GIVEN RECORDS:
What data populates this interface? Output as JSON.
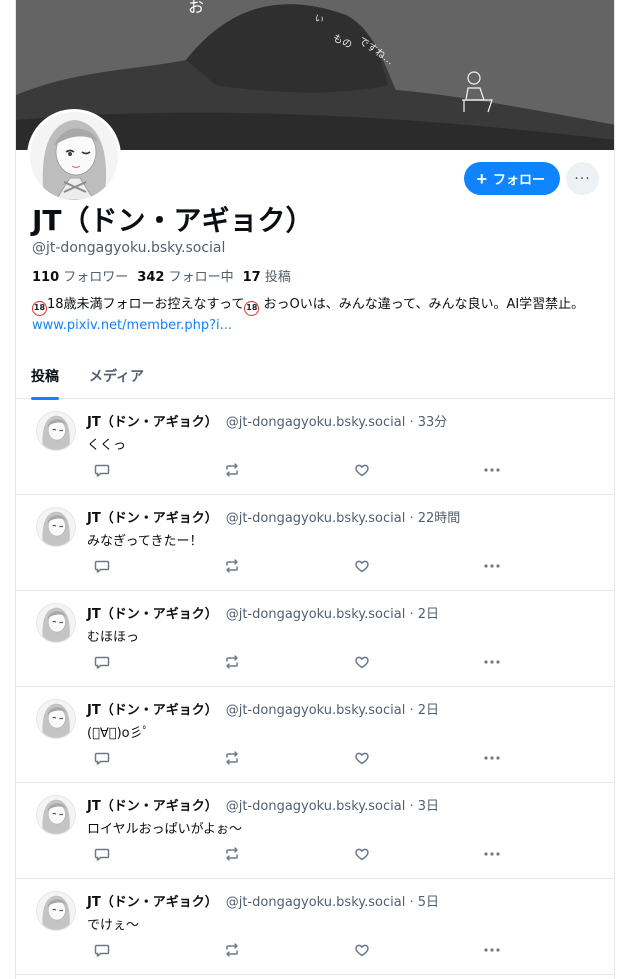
{
  "banner": {
    "art_text": [
      "お",
      "い",
      "もの",
      "ですね…"
    ]
  },
  "profile": {
    "display_name": "JT（ドン・アギョク）",
    "handle": "@jt-dongagyoku.bsky.social",
    "followers_count": "110",
    "followers_label": "フォロワー",
    "following_count": "342",
    "following_label": "フォロー中",
    "posts_count": "17",
    "posts_label": "投稿",
    "bio_badge": "18",
    "bio_part1": "18歳未満フォローお控えなすって",
    "bio_part2": " おっOいは、みんな違って、みんな良い。AI学習禁止。",
    "website": "www.pixiv.net/member.php?i..."
  },
  "actions": {
    "follow_label": "フォロー",
    "more_label": "···"
  },
  "tabs": [
    {
      "label": "投稿",
      "active": true
    },
    {
      "label": "メディア",
      "active": false
    }
  ],
  "posts": [
    {
      "author": "JT（ドン・アギョク）",
      "meta": "@jt-dongagyoku.bsky.social · 33分",
      "text": "くくっ"
    },
    {
      "author": "JT（ドン・アギョク）",
      "meta": "@jt-dongagyoku.bsky.social · 22時間",
      "text": "みなぎってきたー！"
    },
    {
      "author": "JT（ドン・アギョク）",
      "meta": "@jt-dongagyoku.bsky.social · 2日",
      "text": "むほほっ"
    },
    {
      "author": "JT（ドン・アギョク）",
      "meta": "@jt-dongagyoku.bsky.social · 2日",
      "text": "(ﾟ∀ﾟ)o彡ﾟ"
    },
    {
      "author": "JT（ドン・アギョク）",
      "meta": "@jt-dongagyoku.bsky.social · 3日",
      "text": "ロイヤルおっぱいがよぉ〜"
    },
    {
      "author": "JT（ドン・アギョク）",
      "meta": "@jt-dongagyoku.bsky.social · 5日",
      "text": "でけぇ〜"
    }
  ],
  "icons": {
    "reply": "reply-icon",
    "repost": "repost-icon",
    "like": "like-icon",
    "more": "more-icon"
  },
  "colors": {
    "accent": "#1083fe",
    "secondary_text": "#52606e",
    "border": "#e3e8ee",
    "icon": "#6b7a89"
  }
}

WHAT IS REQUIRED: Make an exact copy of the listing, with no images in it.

RESPONSE BOX:
What data populates this interface? Output as JSON.
{
  "banner": {
    "art_text": [
      "お",
      "い",
      "もの",
      "ですね…"
    ]
  },
  "profile": {
    "display_name": "JT（ドン・アギョク）",
    "handle": "@jt-dongagyoku.bsky.social",
    "followers_count": "110",
    "followers_label": "フォロワー",
    "following_count": "342",
    "following_label": "フォロー中",
    "posts_count": "17",
    "posts_label": "投稿",
    "bio_badge": "18",
    "bio_part1": "18歳未満フォローお控えなすって",
    "bio_part2": " おっOいは、みんな違って、みんな良い。AI学習禁止。",
    "website": "www.pixiv.net/member.php?i..."
  },
  "actions": {
    "follow_label": "フォロー",
    "more_label": "···"
  },
  "tabs": [
    {
      "label": "投稿",
      "active": true
    },
    {
      "label": "メディア",
      "active": false
    }
  ],
  "posts": [
    {
      "author": "JT（ドン・アギョク）",
      "meta": "@jt-dongagyoku.bsky.social · 33分",
      "text": "くくっ"
    },
    {
      "author": "JT（ドン・アギョク）",
      "meta": "@jt-dongagyoku.bsky.social · 22時間",
      "text": "みなぎってきたー！"
    },
    {
      "author": "JT（ドン・アギョク）",
      "meta": "@jt-dongagyoku.bsky.social · 2日",
      "text": "むほほっ"
    },
    {
      "author": "JT（ドン・アギョク）",
      "meta": "@jt-dongagyoku.bsky.social · 2日",
      "text": "(ﾟ∀ﾟ)o彡ﾟ"
    },
    {
      "author": "JT（ドン・アギョク）",
      "meta": "@jt-dongagyoku.bsky.social · 3日",
      "text": "ロイヤルおっぱいがよぉ〜"
    },
    {
      "author": "JT（ドン・アギョク）",
      "meta": "@jt-dongagyoku.bsky.social · 5日",
      "text": "でけぇ〜"
    }
  ],
  "icons": {
    "reply": "reply-icon",
    "repost": "repost-icon",
    "like": "like-icon",
    "more": "more-icon"
  },
  "colors": {
    "accent": "#1083fe",
    "secondary_text": "#52606e",
    "border": "#e3e8ee",
    "icon": "#6b7a89"
  }
}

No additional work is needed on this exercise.